The 10th Century Khmer sandstone statue "Skanda on a Peacock" was among the Cambodian antiquities looted from Angkor Wat, Koh Ker and other archeological sites during Cambodia’s periods of civil war and civil unrest that stretched from the 1960s to the 1990s.
"Skanda on a Peacock" is largely viewed as a masterpiece of artistic achievement and an important part of the Cambodian cultural heritage, according to experts.
On Monday, authorities announced "Skanda on a Peacock" and 30 other items will be repatriated to Cambodia after they were seized by the U.S. Attorney’s Office in Manhattan and the New York field office of the Department of Homeland Security.
The ancient works of art, more than 1000 years old, were “ripped from their country,” said Ricky Patel, United States attorney for the Eastern District of New York, adding that the works were treated like ordinary commodities rather than the treasures they are.
All the pieces were sold to U.S. collectors and institutions by Douglas Latchford, who was indicted in 2019 for his lengthy involvement in illegal trafficking of looted Cambodian antiquities.
Latchford, a dual citizen of Thailand and the United Kingdom, was charged with wire fraud, smuggling, conspiracy and related charges. The indictment was dismissed after he died on Aug. 2, 2020, in Thailand.

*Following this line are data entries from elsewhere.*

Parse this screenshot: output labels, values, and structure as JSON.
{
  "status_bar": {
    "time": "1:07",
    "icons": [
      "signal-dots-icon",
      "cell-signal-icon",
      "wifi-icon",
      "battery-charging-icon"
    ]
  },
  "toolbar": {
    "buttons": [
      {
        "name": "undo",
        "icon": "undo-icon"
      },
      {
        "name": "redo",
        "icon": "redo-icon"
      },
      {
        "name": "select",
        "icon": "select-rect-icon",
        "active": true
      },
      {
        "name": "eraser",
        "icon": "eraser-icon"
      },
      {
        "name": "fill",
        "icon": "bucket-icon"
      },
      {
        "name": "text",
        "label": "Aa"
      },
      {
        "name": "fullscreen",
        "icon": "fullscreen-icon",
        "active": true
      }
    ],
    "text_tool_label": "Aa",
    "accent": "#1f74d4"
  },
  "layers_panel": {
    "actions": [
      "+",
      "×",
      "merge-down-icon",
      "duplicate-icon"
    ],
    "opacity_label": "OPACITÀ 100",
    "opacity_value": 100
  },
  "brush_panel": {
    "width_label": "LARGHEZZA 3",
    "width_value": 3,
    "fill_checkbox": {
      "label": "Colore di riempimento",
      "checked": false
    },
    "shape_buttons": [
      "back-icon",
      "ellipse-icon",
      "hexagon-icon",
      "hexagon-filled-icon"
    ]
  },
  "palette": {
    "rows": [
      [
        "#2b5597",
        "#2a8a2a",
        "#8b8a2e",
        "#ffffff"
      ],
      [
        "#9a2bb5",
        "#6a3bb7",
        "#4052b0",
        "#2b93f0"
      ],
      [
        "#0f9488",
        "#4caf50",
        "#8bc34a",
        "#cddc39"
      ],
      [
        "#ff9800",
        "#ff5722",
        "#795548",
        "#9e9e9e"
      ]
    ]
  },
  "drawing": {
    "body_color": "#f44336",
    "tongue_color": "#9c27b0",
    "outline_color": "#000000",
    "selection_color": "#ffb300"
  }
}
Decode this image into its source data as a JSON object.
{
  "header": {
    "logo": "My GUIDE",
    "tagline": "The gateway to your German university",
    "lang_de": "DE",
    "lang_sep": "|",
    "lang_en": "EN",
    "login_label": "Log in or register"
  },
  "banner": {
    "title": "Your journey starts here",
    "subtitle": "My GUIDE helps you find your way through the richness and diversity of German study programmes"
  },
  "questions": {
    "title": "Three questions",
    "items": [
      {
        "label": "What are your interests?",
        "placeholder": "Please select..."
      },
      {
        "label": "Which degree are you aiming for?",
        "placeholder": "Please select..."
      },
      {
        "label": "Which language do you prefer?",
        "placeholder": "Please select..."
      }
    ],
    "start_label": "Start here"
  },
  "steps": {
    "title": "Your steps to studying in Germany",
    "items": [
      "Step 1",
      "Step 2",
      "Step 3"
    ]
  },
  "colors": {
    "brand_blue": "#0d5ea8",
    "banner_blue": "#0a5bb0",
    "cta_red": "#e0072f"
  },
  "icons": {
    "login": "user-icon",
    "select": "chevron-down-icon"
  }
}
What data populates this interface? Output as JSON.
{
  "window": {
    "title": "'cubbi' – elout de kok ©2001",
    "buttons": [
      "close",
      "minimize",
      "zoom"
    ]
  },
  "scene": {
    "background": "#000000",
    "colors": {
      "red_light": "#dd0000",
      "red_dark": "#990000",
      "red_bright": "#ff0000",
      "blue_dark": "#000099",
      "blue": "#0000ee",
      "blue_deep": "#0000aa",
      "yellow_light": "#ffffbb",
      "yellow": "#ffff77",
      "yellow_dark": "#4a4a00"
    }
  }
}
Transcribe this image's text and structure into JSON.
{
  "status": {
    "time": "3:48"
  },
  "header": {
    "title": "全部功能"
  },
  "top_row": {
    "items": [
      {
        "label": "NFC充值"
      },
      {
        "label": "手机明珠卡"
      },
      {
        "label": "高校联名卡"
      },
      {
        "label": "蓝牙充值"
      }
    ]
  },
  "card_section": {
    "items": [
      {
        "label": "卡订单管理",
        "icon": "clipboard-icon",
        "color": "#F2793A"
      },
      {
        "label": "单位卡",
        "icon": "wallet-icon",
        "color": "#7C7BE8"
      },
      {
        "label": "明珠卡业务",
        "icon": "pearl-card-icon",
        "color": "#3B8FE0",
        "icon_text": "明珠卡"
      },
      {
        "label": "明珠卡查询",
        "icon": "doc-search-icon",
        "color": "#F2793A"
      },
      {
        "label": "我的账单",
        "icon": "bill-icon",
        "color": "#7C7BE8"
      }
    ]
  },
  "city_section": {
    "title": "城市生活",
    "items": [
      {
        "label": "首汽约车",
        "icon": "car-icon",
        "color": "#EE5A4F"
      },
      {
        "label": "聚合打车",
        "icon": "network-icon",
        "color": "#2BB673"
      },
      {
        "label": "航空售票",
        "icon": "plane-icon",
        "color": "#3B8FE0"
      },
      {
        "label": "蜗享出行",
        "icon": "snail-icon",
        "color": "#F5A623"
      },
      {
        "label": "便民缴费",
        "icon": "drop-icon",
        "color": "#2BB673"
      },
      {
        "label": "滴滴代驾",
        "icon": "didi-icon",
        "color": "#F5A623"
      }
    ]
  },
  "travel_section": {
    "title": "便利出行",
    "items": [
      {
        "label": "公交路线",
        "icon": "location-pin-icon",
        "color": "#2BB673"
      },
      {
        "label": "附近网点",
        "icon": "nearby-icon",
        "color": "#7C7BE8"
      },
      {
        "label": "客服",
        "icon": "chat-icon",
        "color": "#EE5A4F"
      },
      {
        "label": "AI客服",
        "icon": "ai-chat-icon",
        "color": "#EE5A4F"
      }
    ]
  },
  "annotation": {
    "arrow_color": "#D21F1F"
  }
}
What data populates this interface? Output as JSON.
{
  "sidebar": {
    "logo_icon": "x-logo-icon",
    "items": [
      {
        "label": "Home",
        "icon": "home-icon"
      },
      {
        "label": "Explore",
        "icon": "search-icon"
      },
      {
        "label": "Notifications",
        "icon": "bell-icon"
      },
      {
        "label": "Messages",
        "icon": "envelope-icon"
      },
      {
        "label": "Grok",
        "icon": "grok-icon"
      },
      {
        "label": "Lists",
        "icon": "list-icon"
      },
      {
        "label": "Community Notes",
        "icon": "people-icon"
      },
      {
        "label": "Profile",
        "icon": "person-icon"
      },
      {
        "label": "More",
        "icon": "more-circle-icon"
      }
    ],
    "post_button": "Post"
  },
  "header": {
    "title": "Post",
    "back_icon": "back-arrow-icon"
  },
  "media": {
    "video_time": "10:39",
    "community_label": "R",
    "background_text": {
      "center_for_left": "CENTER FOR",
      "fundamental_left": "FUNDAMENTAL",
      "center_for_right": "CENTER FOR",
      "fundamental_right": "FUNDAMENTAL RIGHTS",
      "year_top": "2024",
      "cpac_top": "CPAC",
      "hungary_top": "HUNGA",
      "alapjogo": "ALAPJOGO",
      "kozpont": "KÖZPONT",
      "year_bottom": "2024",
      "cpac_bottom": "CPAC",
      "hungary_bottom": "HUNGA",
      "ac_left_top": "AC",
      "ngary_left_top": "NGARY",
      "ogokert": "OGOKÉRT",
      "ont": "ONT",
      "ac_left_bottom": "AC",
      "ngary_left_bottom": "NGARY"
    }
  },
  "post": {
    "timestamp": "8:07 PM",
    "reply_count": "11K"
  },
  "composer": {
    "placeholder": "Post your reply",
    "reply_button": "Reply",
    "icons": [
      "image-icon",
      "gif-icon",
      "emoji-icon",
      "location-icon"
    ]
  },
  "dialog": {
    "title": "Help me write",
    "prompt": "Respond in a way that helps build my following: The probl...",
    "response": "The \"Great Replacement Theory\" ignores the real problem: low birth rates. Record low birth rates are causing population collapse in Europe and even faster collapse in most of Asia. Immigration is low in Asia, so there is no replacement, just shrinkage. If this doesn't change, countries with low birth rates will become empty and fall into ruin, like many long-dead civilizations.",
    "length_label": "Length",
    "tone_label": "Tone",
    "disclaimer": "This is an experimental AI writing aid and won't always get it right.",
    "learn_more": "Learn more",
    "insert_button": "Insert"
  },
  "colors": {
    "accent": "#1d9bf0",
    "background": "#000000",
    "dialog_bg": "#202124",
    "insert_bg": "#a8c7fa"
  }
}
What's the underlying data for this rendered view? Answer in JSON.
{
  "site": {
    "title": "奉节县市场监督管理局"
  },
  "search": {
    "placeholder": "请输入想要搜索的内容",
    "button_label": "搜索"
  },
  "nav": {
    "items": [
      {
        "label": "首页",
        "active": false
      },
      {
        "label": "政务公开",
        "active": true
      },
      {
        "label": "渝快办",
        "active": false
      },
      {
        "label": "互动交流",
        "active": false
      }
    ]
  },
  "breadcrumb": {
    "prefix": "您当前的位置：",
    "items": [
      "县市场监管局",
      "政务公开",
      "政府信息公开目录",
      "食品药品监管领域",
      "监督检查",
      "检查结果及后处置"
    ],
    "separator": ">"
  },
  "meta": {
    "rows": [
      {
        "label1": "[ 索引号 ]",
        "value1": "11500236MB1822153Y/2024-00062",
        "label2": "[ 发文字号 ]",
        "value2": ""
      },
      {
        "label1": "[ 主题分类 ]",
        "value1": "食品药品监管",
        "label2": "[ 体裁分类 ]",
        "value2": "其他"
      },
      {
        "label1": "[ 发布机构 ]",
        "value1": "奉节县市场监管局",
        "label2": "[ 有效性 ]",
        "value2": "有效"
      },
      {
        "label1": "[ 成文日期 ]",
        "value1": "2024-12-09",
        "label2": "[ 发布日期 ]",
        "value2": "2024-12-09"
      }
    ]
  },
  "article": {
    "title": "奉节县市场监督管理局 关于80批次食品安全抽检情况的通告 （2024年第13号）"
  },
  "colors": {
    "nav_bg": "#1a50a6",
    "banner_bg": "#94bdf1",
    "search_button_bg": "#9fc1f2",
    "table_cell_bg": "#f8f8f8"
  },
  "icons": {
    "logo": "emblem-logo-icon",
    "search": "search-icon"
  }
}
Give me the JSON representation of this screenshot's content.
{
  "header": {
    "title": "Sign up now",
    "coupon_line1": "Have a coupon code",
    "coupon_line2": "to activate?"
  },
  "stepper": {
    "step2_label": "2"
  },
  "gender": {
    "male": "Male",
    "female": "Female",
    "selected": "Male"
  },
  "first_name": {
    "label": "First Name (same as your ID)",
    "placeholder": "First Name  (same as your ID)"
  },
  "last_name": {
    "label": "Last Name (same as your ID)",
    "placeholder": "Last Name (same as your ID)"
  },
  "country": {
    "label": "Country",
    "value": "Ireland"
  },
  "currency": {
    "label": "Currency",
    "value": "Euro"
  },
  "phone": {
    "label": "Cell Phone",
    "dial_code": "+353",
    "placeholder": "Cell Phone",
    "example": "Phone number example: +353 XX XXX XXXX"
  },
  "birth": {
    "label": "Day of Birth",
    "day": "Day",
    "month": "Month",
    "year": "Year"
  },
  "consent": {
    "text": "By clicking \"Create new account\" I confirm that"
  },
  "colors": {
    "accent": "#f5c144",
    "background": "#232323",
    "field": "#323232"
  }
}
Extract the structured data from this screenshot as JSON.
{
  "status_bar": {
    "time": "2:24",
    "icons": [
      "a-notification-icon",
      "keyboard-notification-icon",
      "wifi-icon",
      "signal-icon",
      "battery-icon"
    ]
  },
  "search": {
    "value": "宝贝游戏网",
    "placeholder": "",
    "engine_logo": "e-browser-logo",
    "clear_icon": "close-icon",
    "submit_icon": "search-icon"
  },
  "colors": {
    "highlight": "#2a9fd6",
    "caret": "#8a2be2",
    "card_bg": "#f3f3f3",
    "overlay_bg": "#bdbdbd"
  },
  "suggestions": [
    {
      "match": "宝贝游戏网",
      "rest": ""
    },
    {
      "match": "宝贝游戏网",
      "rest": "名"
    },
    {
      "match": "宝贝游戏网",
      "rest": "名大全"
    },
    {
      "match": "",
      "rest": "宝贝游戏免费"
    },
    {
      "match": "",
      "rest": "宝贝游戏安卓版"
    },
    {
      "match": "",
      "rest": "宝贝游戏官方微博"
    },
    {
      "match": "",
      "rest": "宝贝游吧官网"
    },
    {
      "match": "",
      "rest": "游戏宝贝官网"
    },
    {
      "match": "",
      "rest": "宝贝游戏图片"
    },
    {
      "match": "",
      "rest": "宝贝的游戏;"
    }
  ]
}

U.S. Attorney Damian Williams said Latchford trafficked in works that are culturally valuable to the Cambodian people and he said the U.S. was “delighted” to return them.
"It’s like a return of the souls of our culture," Keo Chhea, Cambodian ambassador to the U.S, said in a statement.